::: The data

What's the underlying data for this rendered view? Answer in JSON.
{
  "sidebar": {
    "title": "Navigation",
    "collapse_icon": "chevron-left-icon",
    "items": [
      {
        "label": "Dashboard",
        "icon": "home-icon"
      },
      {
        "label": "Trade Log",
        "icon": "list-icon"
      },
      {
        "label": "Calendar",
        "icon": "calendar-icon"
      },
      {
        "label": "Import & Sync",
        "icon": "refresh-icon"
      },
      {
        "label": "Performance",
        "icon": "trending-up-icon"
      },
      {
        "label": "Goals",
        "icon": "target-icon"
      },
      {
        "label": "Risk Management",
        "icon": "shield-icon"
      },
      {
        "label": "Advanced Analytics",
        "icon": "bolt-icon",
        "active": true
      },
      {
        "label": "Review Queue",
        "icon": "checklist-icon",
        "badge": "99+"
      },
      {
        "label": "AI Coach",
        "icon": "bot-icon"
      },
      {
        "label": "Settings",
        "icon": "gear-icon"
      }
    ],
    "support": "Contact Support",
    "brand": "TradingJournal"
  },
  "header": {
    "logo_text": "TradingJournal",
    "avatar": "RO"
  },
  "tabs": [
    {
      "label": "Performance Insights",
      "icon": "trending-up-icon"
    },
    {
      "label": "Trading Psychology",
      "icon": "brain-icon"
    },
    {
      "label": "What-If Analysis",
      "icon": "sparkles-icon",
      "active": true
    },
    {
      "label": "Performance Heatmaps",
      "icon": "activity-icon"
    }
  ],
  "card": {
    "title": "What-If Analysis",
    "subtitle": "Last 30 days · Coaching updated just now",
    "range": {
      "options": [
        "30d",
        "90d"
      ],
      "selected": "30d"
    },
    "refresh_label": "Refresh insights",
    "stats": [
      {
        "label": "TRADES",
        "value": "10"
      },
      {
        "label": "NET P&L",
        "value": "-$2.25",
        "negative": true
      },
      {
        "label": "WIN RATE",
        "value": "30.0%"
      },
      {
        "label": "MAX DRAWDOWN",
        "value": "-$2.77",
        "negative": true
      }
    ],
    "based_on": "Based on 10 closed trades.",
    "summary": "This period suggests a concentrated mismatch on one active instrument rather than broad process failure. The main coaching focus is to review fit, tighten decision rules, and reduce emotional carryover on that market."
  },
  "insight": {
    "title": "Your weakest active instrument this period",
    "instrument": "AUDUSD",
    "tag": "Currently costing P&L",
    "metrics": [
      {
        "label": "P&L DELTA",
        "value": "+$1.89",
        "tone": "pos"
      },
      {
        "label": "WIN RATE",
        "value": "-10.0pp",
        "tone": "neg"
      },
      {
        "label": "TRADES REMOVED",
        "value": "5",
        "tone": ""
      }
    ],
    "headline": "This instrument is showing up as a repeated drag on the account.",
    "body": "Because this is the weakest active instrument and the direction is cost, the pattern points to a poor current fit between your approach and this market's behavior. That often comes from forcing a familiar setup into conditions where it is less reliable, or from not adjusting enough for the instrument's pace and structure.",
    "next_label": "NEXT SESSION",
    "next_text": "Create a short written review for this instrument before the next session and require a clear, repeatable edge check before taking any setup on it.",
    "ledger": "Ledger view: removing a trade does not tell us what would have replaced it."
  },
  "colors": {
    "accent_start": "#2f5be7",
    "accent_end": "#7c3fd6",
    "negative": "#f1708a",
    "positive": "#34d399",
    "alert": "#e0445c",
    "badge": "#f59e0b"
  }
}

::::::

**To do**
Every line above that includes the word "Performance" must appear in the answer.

**Task output**
        "label": "Performance",
      "label": "Performance Insights",
      "label": "Performance Heatmaps",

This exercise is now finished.